Problem: Find the line containing "What's the underlying" in the entries below. Reproduce that line and each one after it to the end, exactly, with no other lines.

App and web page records
-- Opening Marker --
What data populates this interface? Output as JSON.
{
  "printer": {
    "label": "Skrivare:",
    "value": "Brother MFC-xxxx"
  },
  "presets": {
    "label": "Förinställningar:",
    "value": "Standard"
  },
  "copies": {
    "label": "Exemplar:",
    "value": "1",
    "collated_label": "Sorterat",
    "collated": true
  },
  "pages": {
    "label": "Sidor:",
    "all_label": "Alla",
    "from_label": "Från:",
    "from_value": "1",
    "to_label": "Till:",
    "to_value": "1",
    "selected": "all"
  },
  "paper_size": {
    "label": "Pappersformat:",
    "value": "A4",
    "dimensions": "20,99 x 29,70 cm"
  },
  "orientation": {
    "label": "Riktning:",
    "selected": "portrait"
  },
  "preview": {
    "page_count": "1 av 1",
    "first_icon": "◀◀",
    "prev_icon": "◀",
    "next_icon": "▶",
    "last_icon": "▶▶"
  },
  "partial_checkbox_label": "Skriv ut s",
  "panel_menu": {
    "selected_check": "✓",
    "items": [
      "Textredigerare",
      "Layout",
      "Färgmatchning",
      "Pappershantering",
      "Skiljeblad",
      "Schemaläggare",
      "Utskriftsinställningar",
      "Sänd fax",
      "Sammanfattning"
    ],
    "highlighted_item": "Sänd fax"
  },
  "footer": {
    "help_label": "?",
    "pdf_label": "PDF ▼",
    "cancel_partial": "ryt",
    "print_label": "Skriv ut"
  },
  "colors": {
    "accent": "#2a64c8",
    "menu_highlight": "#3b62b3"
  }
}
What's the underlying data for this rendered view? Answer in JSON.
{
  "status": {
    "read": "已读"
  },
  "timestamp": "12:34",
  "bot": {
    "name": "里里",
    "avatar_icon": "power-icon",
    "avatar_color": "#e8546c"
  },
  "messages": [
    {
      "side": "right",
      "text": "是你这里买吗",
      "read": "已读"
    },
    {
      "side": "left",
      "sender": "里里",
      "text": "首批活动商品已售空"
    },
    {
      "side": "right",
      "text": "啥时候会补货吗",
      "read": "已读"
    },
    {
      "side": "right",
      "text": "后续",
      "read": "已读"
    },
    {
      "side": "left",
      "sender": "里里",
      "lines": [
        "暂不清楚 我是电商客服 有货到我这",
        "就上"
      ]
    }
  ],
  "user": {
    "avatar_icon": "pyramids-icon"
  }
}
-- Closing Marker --
Solution for this task:
What's the underlying data for this rendered view? Answer in JSON.
{
  "status": {
    "read": "已读"
  },
  "timestamp": "12:34",
  "bot": {
    "name": "里里",
    "avatar_icon": "power-icon",
    "avatar_color": "#e8546c"
  },
  "messages": [
    {
      "side": "right",
      "text": "是你这里买吗",
      "read": "已读"
    },
    {
      "side": "left",
      "sender": "里里",
      "text": "首批活动商品已售空"
    },
    {
      "side": "right",
      "text": "啥时候会补货吗",
      "read": "已读"
    },
    {
      "side": "right",
      "text": "后续",
      "read": "已读"
    },
    {
      "side": "left",
      "sender": "里里",
      "lines": [
        "暂不清楚 我是电商客服 有货到我这",
        "就上"
      ]
    }
  ],
  "user": {
    "avatar_icon": "pyramids-icon"
  }
}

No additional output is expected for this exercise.